A row over the nature of Sinn Féin’s top management has dominated the second week of the 26 County general election campaign.
After a successful opening week for Sinn Féin, whose poll numbers have been soaring, Fine Gael and Fianna Fáil have again refused to entertain the possibility that either could end up in coalition with Sinn Féin over what they say are the party’s “shadowy” backroom figures. They have also pointed to a series of complaints against Sinn Féin in recent years by party activists, members and elected representatives over its internal administration.
Taoiseach Leo Varadkar insisted Sinn Féin is “not a normal political party” and repeated a vow that Fine Gael will not go into coalition with it after the general election. He blamed the party’s Ard Chomhairle [high council], apparently confusing the acquiescent body with the party’s much more powerful Officer Board.
“Their decision making process involves consulting with an Ard Chomhairle and we have seen that in Northern Ireland where key decisions are not necessarily made by elected politicians.”
Much was made by Fianna Fáil of the fact that Sinn Féin leader Mary Lou McDonald has signed a pledge, along with all of her party’s candidates, to be guided by instructions from its Ard Chomhairle, but it is a pledge not unlike made by its own TDs.

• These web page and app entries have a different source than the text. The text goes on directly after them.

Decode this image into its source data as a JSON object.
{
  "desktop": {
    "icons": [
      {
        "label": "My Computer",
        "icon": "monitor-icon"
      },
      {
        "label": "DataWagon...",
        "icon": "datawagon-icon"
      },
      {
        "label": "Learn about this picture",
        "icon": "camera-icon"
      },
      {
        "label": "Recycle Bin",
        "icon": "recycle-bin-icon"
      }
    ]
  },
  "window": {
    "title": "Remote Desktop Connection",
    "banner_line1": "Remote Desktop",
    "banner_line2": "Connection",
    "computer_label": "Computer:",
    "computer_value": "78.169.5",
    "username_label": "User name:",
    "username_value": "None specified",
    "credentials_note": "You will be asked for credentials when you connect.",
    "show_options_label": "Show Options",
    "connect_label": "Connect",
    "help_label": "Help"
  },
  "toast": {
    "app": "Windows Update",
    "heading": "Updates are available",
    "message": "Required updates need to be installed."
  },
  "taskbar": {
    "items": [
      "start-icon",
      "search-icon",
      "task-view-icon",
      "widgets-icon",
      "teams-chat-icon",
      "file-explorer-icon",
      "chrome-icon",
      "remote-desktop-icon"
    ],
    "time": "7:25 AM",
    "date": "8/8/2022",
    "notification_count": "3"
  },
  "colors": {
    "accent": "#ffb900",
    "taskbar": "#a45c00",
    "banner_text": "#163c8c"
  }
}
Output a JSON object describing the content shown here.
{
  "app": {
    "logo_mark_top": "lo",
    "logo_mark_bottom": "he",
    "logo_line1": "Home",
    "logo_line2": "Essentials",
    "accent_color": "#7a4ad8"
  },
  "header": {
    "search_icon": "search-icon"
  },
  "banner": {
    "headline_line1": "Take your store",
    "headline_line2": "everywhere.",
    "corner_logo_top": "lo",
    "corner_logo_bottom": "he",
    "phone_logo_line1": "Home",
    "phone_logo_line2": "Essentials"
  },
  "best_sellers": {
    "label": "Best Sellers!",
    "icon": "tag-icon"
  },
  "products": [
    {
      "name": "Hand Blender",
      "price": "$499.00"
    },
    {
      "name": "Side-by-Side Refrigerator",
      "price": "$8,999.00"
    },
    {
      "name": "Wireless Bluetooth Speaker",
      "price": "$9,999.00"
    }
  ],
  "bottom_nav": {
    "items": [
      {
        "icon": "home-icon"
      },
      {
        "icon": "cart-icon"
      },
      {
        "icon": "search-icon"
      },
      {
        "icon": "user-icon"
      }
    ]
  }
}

Micheal Martin also criticised the involvement of unelected figues in Sinn Féin decision-making, who the party has said are merely political advisors.
Sinn Féin made light of the criticism, and sought to use the controversy to boost the visibility of low-profile young candidates who are members of the Ard Chomhairle. Candidates such as Darren O’Rourke in Meath East and Ruairí Ó Murchú in Louth featured in a series of online videos with Gerry Adams introducing the “shadowy figures” to the public.
Sinn Féin did not respond to the criticism directly, but a Sinn Féin spokesperson did say the body is “no different to the governing body of any other political party, trade union or sporting organisation”.
However Aontú party leader Peadar Tóibín, who had been a front-bench Sinn Féin TD before he left the party in a dispute over his views on abortion, backed the accusations of a controlling party leadership. He said key policy decisions are made by a “very tight circle” of six or seven people and are then “handed down” to TDs.
“Sometimes you’d be in meetings and you’d feel like everyone was talking from textbooks and those who spoke outside of the textbook were frowned upon,” he said.
Mr Tóibín said he was told who to vote for in an election to an Officer Board position at the 2018 Ard Fheis. He said paid organisers in SF have too much power over the organisation and warned that they regularly seek to influence the outcome of internal elections.
Meanwhile, Richard Boyd Barrett has appealed to parties that take a left-wing stance to put up a “united front”. His comments come with a week remaining in the general election campaign, and are a rebuff to the two main parties, whose dominance of Irish politics he believes is coming to an end.
Deputy Boyd Barrett told Newstalk radio’s Pat Kenny Show that he wanted a “grand coalition” of the left to ensure Fine Gael or Fianna Fáil are not returned to power.
He said: “I think we have a historic opportunity to move beyond them for the first time in Irish political history. I think that’s an exciting prospect.
“They have had their 100 years running the State... in recent years they’ve left us with a mess in the most basic things: housing, health, the cost of living, the climate and many other things.
“The polls are showing - and I think the trend is showing - that more than 50% of people are looking for something different. I think we should grab that opportunity with both hands, and move Ireland in a more progressive direction.
Appealing for unity on the left, he added: “When we do come together - as we have done on a number of campaigns... we have been very, very effective.
“I would appeal to all of the left - including some of the radical left - to build a united front that offers people a genuine alternative to Fianna Fáil and Fine Gael, who I think most people can’t tell the difference between the two of them.”
Sinn Féin has not responded to the appeal, but has said it will consider all options with a view to being in government following the election.